Component data from apps and pages
————

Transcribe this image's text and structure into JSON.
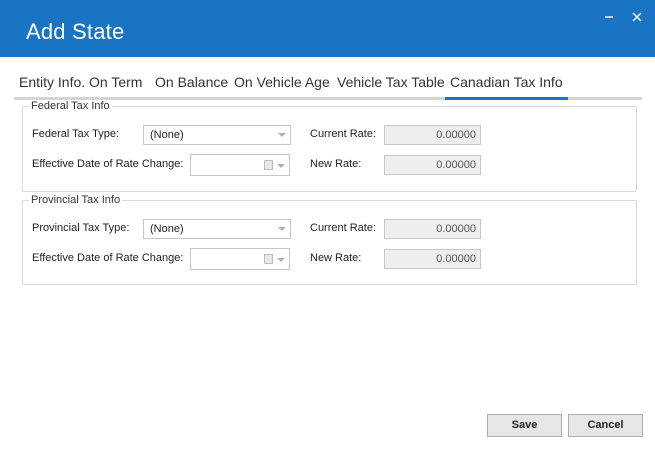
{
  "window": {
    "title": "Add State",
    "minimize_icon": "minimize-icon",
    "close_icon": "close-icon"
  },
  "tabs": [
    {
      "label": "Entity Info."
    },
    {
      "label": "On Term"
    },
    {
      "label": "On Balance"
    },
    {
      "label": "On Vehicle Age"
    },
    {
      "label": "Vehicle Tax Table"
    },
    {
      "label": "Canadian Tax Info",
      "active": true
    }
  ],
  "federal": {
    "legend": "Federal Tax Info",
    "tax_type_label": "Federal Tax Type:",
    "tax_type_value": "(None)",
    "current_rate_label": "Current Rate:",
    "current_rate_value": "0.00000",
    "effective_date_label": "Effective Date of Rate Change:",
    "effective_date_value": "",
    "new_rate_label": "New Rate:",
    "new_rate_value": "0.00000"
  },
  "provincial": {
    "legend": "Provincial Tax Info",
    "tax_type_label": "Provincial Tax Type:",
    "tax_type_value": "(None)",
    "current_rate_label": "Current Rate:",
    "current_rate_value": "0.00000",
    "effective_date_label": "Effective Date of Rate Change:",
    "effective_date_value": "",
    "new_rate_label": "New Rate:",
    "new_rate_value": "0.00000"
  },
  "buttons": {
    "save": "Save",
    "cancel": "Cancel"
  },
  "colors": {
    "titlebar": "#1a74c4",
    "active_tab_underline": "#1a74c4"
  }
}
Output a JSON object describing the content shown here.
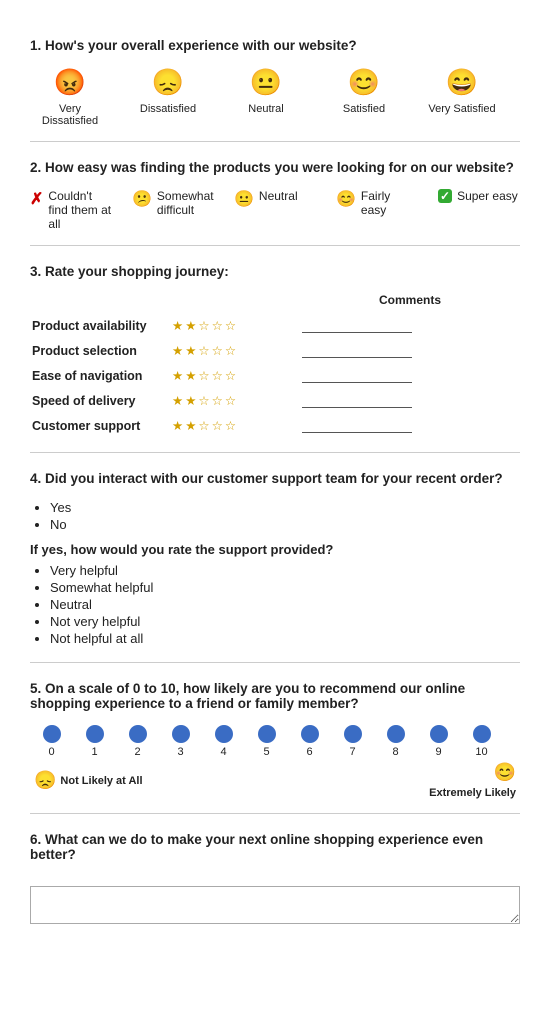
{
  "q1": {
    "title": "How's your overall experience with our website?",
    "num": "1.",
    "options": [
      {
        "label": "Very Dissatisfied",
        "emoji": "😡"
      },
      {
        "label": "Dissatisfied",
        "emoji": "😞"
      },
      {
        "label": "Neutral",
        "emoji": "😐"
      },
      {
        "label": "Satisfied",
        "emoji": "😊"
      },
      {
        "label": "Very Satisfied",
        "emoji": "😄"
      }
    ]
  },
  "q2": {
    "title": "How easy was finding the products you were looking for on our website?",
    "num": "2.",
    "options": [
      {
        "label": "Couldn't find them at all",
        "icon": "cross"
      },
      {
        "label": "Somewhat difficult",
        "icon": "emoji_sad"
      },
      {
        "label": "Neutral",
        "icon": "emoji_neutral"
      },
      {
        "label": "Fairly easy",
        "icon": "emoji_happy"
      },
      {
        "label": "Super easy",
        "icon": "check_green"
      }
    ]
  },
  "q3": {
    "title": "Rate your shopping journey:",
    "num": "3.",
    "comments_header": "Comments",
    "rows": [
      {
        "label": "Product availability"
      },
      {
        "label": "Product selection"
      },
      {
        "label": "Ease of navigation"
      },
      {
        "label": "Speed of delivery"
      },
      {
        "label": "Customer support"
      }
    ],
    "stars": "★★☆☆☆"
  },
  "q4": {
    "title": "Did you interact with our customer support team for your recent order?",
    "num": "4.",
    "yes_no": [
      "Yes",
      "No"
    ],
    "followup": "If yes, how would you rate the support provided?",
    "ratings": [
      "Very helpful",
      "Somewhat helpful",
      "Neutral",
      "Not very helpful",
      "Not helpful at all"
    ]
  },
  "q5": {
    "title": "On a scale of 0 to 10, how likely are you to recommend our online shopping experience to a friend or family member?",
    "num": "5.",
    "scale": [
      "0",
      "1",
      "2",
      "3",
      "4",
      "5",
      "6",
      "7",
      "8",
      "9",
      "10"
    ],
    "left_label": "Not Likely at All",
    "right_label": "Extremely Likely",
    "left_emoji": "😞",
    "right_emoji": "😊"
  },
  "q6": {
    "title": "What can we do to make your next online shopping experience even better?",
    "num": "6.",
    "placeholder": ""
  }
}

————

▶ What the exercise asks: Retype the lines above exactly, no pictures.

▶ Exercise result:
Transcribe this image's text and structure into JSON.
{
  "window": {
    "title": "Add State",
    "minimize_icon": "minimize-icon",
    "close_icon": "close-icon"
  },
  "tabs": [
    {
      "label": "Entity Info."
    },
    {
      "label": "On Term"
    },
    {
      "label": "On Balance"
    },
    {
      "label": "On Vehicle Age"
    },
    {
      "label": "Vehicle Tax Table"
    },
    {
      "label": "Canadian Tax Info",
      "active": true
    }
  ],
  "federal": {
    "legend": "Federal Tax Info",
    "tax_type_label": "Federal Tax Type:",
    "tax_type_value": "(None)",
    "current_rate_label": "Current Rate:",
    "current_rate_value": "0.00000",
    "effective_date_label": "Effective Date of Rate Change:",
    "effective_date_value": "",
    "new_rate_label": "New Rate:",
    "new_rate_value": "0.00000"
  },
  "provincial": {
    "legend": "Provincial Tax Info",
    "tax_type_label": "Provincial Tax Type:",
    "tax_type_value": "(None)",
    "current_rate_label": "Current Rate:",
    "current_rate_value": "0.00000",
    "effective_date_label": "Effective Date of Rate Change:",
    "effective_date_value": "",
    "new_rate_label": "New Rate:",
    "new_rate_value": "0.00000"
  },
  "buttons": {
    "save": "Save",
    "cancel": "Cancel"
  },
  "colors": {
    "titlebar": "#1a74c4",
    "active_tab_underline": "#1a74c4"
  }
}
Output a JSON object describing the content shown here.
{
  "q1": {
    "title": "How's your overall experience with our website?",
    "num": "1.",
    "options": [
      {
        "label": "Very Dissatisfied",
        "emoji": "😡"
      },
      {
        "label": "Dissatisfied",
        "emoji": "😞"
      },
      {
        "label": "Neutral",
        "emoji": "😐"
      },
      {
        "label": "Satisfied",
        "emoji": "😊"
      },
      {
        "label": "Very Satisfied",
        "emoji": "😄"
      }
    ]
  },
  "q2": {
    "title": "How easy was finding the products you were looking for on our website?",
    "num": "2.",
    "options": [
      {
        "label": "Couldn't find them at all",
        "icon": "cross"
      },
      {
        "label": "Somewhat difficult",
        "icon": "emoji_sad"
      },
      {
        "label": "Neutral",
        "icon": "emoji_neutral"
      },
      {
        "label": "Fairly easy",
        "icon": "emoji_happy"
      },
      {
        "label": "Super easy",
        "icon": "check_green"
      }
    ]
  },
  "q3": {
    "title": "Rate your shopping journey:",
    "num": "3.",
    "comments_header": "Comments",
    "rows": [
      {
        "label": "Product availability"
      },
      {
        "label": "Product selection"
      },
      {
        "label": "Ease of navigation"
      },
      {
        "label": "Speed of delivery"
      },
      {
        "label": "Customer support"
      }
    ],
    "stars": "★★☆☆☆"
  },
  "q4": {
    "title": "Did you interact with our customer support team for your recent order?",
    "num": "4.",
    "yes_no": [
      "Yes",
      "No"
    ],
    "followup": "If yes, how would you rate the support provided?",
    "ratings": [
      "Very helpful",
      "Somewhat helpful",
      "Neutral",
      "Not very helpful",
      "Not helpful at all"
    ]
  },
  "q5": {
    "title": "On a scale of 0 to 10, how likely are you to recommend our online shopping experience to a friend or family member?",
    "num": "5.",
    "scale": [
      "0",
      "1",
      "2",
      "3",
      "4",
      "5",
      "6",
      "7",
      "8",
      "9",
      "10"
    ],
    "left_label": "Not Likely at All",
    "right_label": "Extremely Likely",
    "left_emoji": "😞",
    "right_emoji": "😊"
  },
  "q6": {
    "title": "What can we do to make your next online shopping experience even better?",
    "num": "6.",
    "placeholder": ""
  }
}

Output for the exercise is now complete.